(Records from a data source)
Start of Block
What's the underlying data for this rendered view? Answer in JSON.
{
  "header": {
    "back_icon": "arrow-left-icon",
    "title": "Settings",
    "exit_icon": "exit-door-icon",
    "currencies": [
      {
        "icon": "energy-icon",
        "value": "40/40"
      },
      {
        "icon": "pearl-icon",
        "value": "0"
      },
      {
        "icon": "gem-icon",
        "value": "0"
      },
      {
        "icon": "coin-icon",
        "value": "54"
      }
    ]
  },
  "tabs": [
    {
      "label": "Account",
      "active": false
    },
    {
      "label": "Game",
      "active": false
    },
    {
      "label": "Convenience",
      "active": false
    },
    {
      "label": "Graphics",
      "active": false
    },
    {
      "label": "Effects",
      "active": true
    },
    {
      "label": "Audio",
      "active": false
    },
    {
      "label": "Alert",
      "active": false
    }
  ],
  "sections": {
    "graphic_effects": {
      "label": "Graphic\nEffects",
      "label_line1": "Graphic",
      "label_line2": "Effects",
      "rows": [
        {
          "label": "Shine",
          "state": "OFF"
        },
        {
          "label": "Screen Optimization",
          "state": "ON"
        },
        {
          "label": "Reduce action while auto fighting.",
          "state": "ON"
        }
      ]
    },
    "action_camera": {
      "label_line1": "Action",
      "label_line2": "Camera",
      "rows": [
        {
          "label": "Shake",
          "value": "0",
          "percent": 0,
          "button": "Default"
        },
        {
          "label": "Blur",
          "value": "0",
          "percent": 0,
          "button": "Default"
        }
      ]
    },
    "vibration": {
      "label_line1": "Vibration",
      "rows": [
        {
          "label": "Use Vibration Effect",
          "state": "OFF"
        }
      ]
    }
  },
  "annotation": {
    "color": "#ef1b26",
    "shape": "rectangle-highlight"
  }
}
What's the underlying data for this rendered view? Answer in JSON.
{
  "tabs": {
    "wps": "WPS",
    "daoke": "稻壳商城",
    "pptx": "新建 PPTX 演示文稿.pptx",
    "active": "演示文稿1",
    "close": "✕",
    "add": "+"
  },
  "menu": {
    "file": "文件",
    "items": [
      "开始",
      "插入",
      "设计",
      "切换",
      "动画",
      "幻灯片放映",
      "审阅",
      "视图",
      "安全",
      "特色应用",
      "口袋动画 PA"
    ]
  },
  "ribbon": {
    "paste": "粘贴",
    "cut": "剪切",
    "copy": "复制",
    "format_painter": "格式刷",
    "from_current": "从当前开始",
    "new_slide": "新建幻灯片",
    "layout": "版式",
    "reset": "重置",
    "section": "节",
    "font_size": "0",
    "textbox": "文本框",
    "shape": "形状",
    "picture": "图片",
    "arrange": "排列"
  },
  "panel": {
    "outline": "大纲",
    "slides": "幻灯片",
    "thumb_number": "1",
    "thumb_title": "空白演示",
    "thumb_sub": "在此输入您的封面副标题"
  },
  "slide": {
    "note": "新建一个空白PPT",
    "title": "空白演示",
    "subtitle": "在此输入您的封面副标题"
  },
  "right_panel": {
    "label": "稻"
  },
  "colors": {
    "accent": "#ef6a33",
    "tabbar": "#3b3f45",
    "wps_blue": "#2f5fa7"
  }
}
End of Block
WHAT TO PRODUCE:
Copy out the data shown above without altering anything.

SOLUTION TO THIS EXERCISE:
What's the underlying data for this rendered view? Answer in JSON.
{
  "header": {
    "back_icon": "arrow-left-icon",
    "title": "Settings",
    "exit_icon": "exit-door-icon",
    "currencies": [
      {
        "icon": "energy-icon",
        "value": "40/40"
      },
      {
        "icon": "pearl-icon",
        "value": "0"
      },
      {
        "icon": "gem-icon",
        "value": "0"
      },
      {
        "icon": "coin-icon",
        "value": "54"
      }
    ]
  },
  "tabs": [
    {
      "label": "Account",
      "active": false
    },
    {
      "label": "Game",
      "active": false
    },
    {
      "label": "Convenience",
      "active": false
    },
    {
      "label": "Graphics",
      "active": false
    },
    {
      "label": "Effects",
      "active": true
    },
    {
      "label": "Audio",
      "active": false
    },
    {
      "label": "Alert",
      "active": false
    }
  ],
  "sections": {
    "graphic_effects": {
      "label": "Graphic\nEffects",
      "label_line1": "Graphic",
      "label_line2": "Effects",
      "rows": [
        {
          "label": "Shine",
          "state": "OFF"
        },
        {
          "label": "Screen Optimization",
          "state": "ON"
        },
        {
          "label": "Reduce action while auto fighting.",
          "state": "ON"
        }
      ]
    },
    "action_camera": {
      "label_line1": "Action",
      "label_line2": "Camera",
      "rows": [
        {
          "label": "Shake",
          "value": "0",
          "percent": 0,
          "button": "Default"
        },
        {
          "label": "Blur",
          "value": "0",
          "percent": 0,
          "button": "Default"
        }
      ]
    },
    "vibration": {
      "label_line1": "Vibration",
      "rows": [
        {
          "label": "Use Vibration Effect",
          "state": "OFF"
        }
      ]
    }
  },
  "annotation": {
    "color": "#ef1b26",
    "shape": "rectangle-highlight"
  }
}
What's the underlying data for this rendered view? Answer in JSON.
{
  "tabs": {
    "wps": "WPS",
    "daoke": "稻壳商城",
    "pptx": "新建 PPTX 演示文稿.pptx",
    "active": "演示文稿1",
    "close": "✕",
    "add": "+"
  },
  "menu": {
    "file": "文件",
    "items": [
      "开始",
      "插入",
      "设计",
      "切换",
      "动画",
      "幻灯片放映",
      "审阅",
      "视图",
      "安全",
      "特色应用",
      "口袋动画 PA"
    ]
  },
  "ribbon": {
    "paste": "粘贴",
    "cut": "剪切",
    "copy": "复制",
    "format_painter": "格式刷",
    "from_current": "从当前开始",
    "new_slide": "新建幻灯片",
    "layout": "版式",
    "reset": "重置",
    "section": "节",
    "font_size": "0",
    "textbox": "文本框",
    "shape": "形状",
    "picture": "图片",
    "arrange": "排列"
  },
  "panel": {
    "outline": "大纲",
    "slides": "幻灯片",
    "thumb_number": "1",
    "thumb_title": "空白演示",
    "thumb_sub": "在此输入您的封面副标题"
  },
  "slide": {
    "note": "新建一个空白PPT",
    "title": "空白演示",
    "subtitle": "在此输入您的封面副标题"
  },
  "right_panel": {
    "label": "稻"
  },
  "colors": {
    "accent": "#ef6a33",
    "tabbar": "#3b3f45",
    "wps_blue": "#2f5fa7"
  }
}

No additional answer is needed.